## TRY IT
Verbatim copy, images omitted: return the full listing.
------------------------
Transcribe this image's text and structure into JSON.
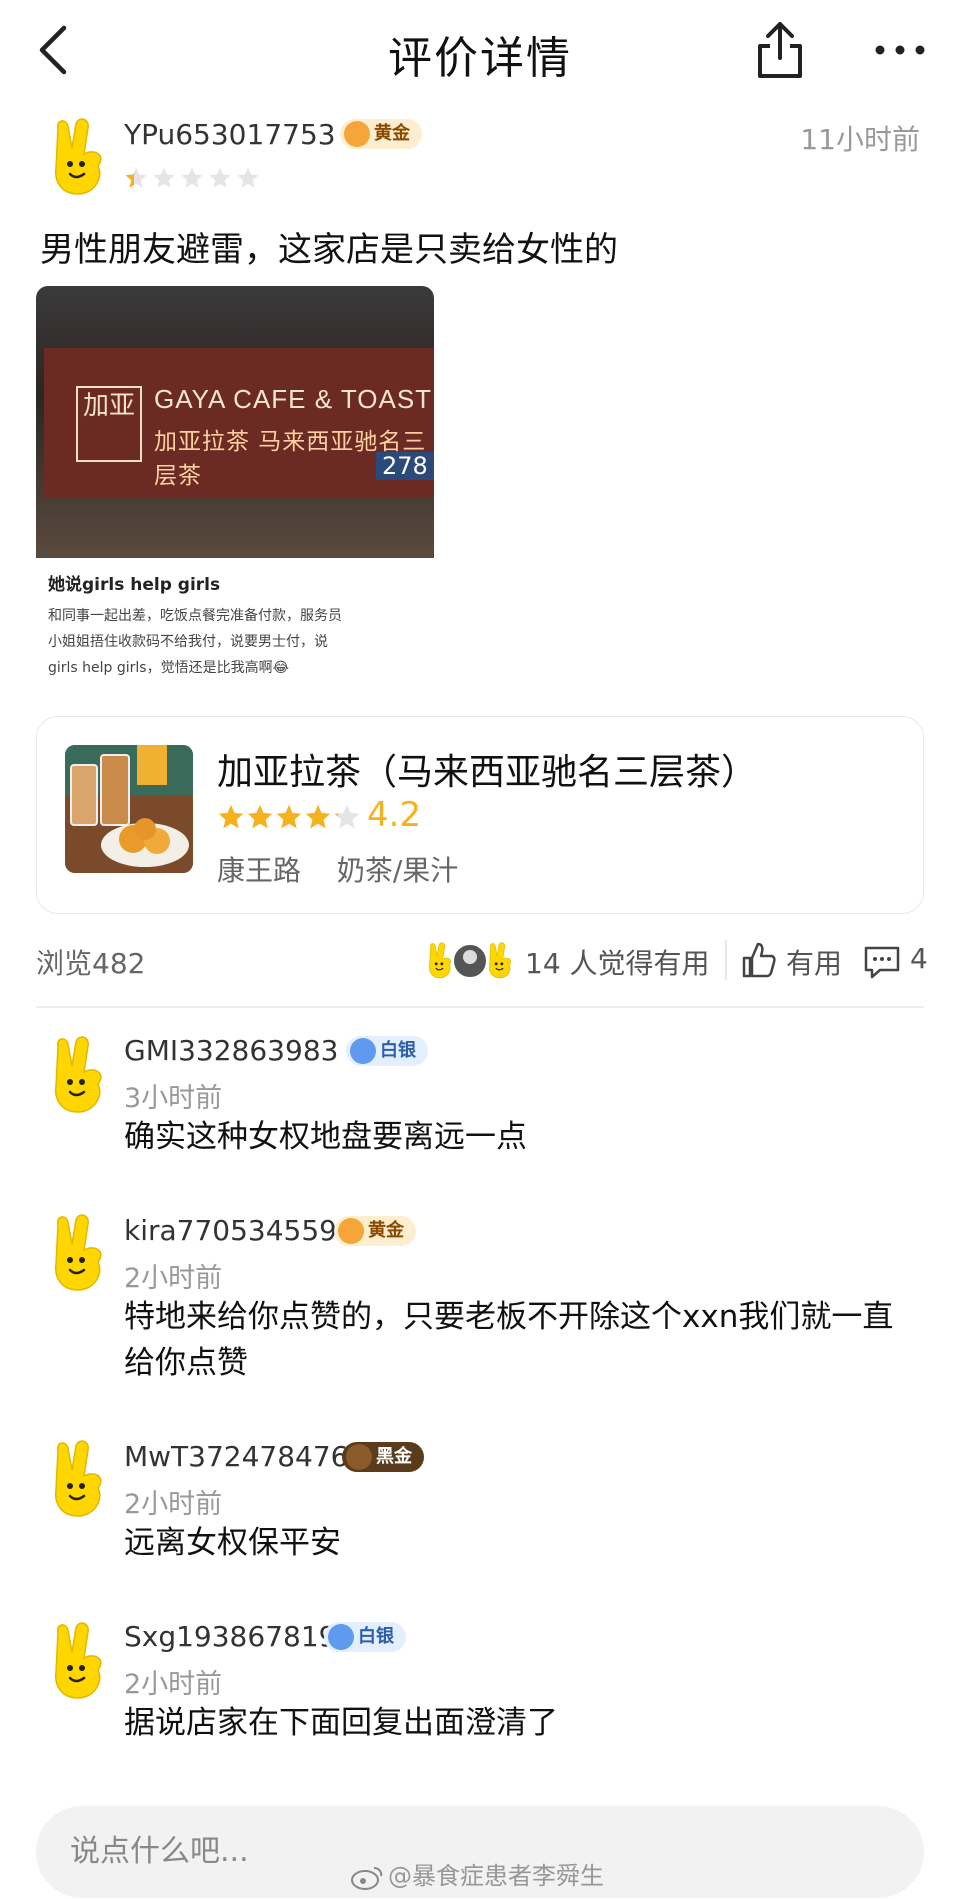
{
  "nav": {
    "title": "评价详情"
  },
  "review": {
    "username": "YPu653017753",
    "badge": "黄金",
    "time": "11小时前",
    "rating": 1,
    "text": "男性朋友避雷，这家店是只卖给女性的",
    "image": {
      "sign_en": "GAYA CAFE & TOAST",
      "sign_cn": "加亚拉茶 马来西亚驰名三层茶",
      "sign_logo": "加亚",
      "sign_number": "278",
      "shot_title": "她说girls help girls",
      "shot_line1": "和同事一起出差，吃饭点餐完准备付款，服务员",
      "shot_line2": "小姐姐捂住收款码不给我付，说要男士付，说",
      "shot_line3": "girls help girls，觉悟还是比我高啊😂"
    }
  },
  "shop": {
    "name": "加亚拉茶（马来西亚驰名三层茶）",
    "rating": 4.2,
    "score_label": "4.2",
    "location": "康王路",
    "category": "奶茶/果汁"
  },
  "stats": {
    "views": "浏览482",
    "helpful": "14 人觉得有用",
    "like_label": "有用",
    "comment_count": "4"
  },
  "comments": [
    {
      "user": "GMI332863983",
      "badge": "白银",
      "time": "3小时前",
      "text": "确实这种女权地盘要离远一点"
    },
    {
      "user": "kira770534559",
      "badge": "黄金",
      "time": "2小时前",
      "text": "特地来给你点赞的，只要老板不开除这个xxn我们就一直给你点赞"
    },
    {
      "user": "MwT372478476",
      "badge": "黑金",
      "time": "2小时前",
      "text": "远离女权保平安"
    },
    {
      "user": "Sxg193867819",
      "badge": "白银",
      "time": "2小时前",
      "text": "据说店家在下面回复出面澄清了"
    }
  ],
  "input": {
    "placeholder": "说点什么吧..."
  },
  "watermark": "@暴食症患者李舜生",
  "colors": {
    "star": "#f6b21e",
    "star_empty": "#e5e5e5",
    "avatar": "#ffd600"
  }
}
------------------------
## ANSWER SECTION
Transcribe this image's text and structure into JSON.
{
  "nav": {
    "title": "评价详情"
  },
  "review": {
    "username": "YPu653017753",
    "badge": "黄金",
    "time": "11小时前",
    "rating": 1,
    "text": "男性朋友避雷，这家店是只卖给女性的",
    "image": {
      "sign_en": "GAYA CAFE & TOAST",
      "sign_cn": "加亚拉茶 马来西亚驰名三层茶",
      "sign_logo": "加亚",
      "sign_number": "278",
      "shot_title": "她说girls help girls",
      "shot_line1": "和同事一起出差，吃饭点餐完准备付款，服务员",
      "shot_line2": "小姐姐捂住收款码不给我付，说要男士付，说",
      "shot_line3": "girls help girls，觉悟还是比我高啊😂"
    }
  },
  "shop": {
    "name": "加亚拉茶（马来西亚驰名三层茶）",
    "rating": 4.2,
    "score_label": "4.2",
    "location": "康王路",
    "category": "奶茶/果汁"
  },
  "stats": {
    "views": "浏览482",
    "helpful": "14 人觉得有用",
    "like_label": "有用",
    "comment_count": "4"
  },
  "comments": [
    {
      "user": "GMI332863983",
      "badge": "白银",
      "time": "3小时前",
      "text": "确实这种女权地盘要离远一点"
    },
    {
      "user": "kira770534559",
      "badge": "黄金",
      "time": "2小时前",
      "text": "特地来给你点赞的，只要老板不开除这个xxn我们就一直给你点赞"
    },
    {
      "user": "MwT372478476",
      "badge": "黑金",
      "time": "2小时前",
      "text": "远离女权保平安"
    },
    {
      "user": "Sxg193867819",
      "badge": "白银",
      "time": "2小时前",
      "text": "据说店家在下面回复出面澄清了"
    }
  ],
  "input": {
    "placeholder": "说点什么吧..."
  },
  "watermark": "@暴食症患者李舜生",
  "colors": {
    "star": "#f6b21e",
    "star_empty": "#e5e5e5",
    "avatar": "#ffd600"
  }
}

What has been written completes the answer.